Empathy - the sharing and understanding of others’ emotions and thoughts - is considered a defining feature of what it means to be human. Although empathy underpins many of our social interactions and is thought to be evolutionarily ancient, its origins remain relatively obscure. Here, this chapter presents research investigating socioemotional development in our closest living relatives, chimpanzees (Pan troglodytes) and bonobos (P. paniscus), to identify the origins of empathy, across ontogenetic and evolutionary timescales. Research on consolation, a form of comforting behavior, indicate that sensitivity to others’ emotional states is present early in great ape life, and that individuals consistently differ from one another in this trait. Mirroring effects shown for human infants, orphan juvenile apes show more disordered socioemotional functioning and reduced empathy as compared to mother-reared peers. These findings suggest a deep evolutionary and ontogenetic basis of empathy and some striking similarities in socioemotional development between humans and great apes.

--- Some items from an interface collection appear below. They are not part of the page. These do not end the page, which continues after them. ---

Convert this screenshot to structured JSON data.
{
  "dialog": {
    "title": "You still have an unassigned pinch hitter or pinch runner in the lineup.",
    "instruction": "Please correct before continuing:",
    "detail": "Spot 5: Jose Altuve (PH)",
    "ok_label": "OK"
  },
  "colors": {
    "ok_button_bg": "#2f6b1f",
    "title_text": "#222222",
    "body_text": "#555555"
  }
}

Clay, Z., Webb, C., Romero, T., & de Waal, F. (2022). Comparative Perspectives of Empathy Development: Insights from chimpanzees and bonobos. In D. Dukes, E. Walle, & A. Samson (Eds.), The Oxford Handbook of Emotional Development (277-290). Oxford University Press. https://doi.org/10.1093/oxfordhb/9780198855903.013.30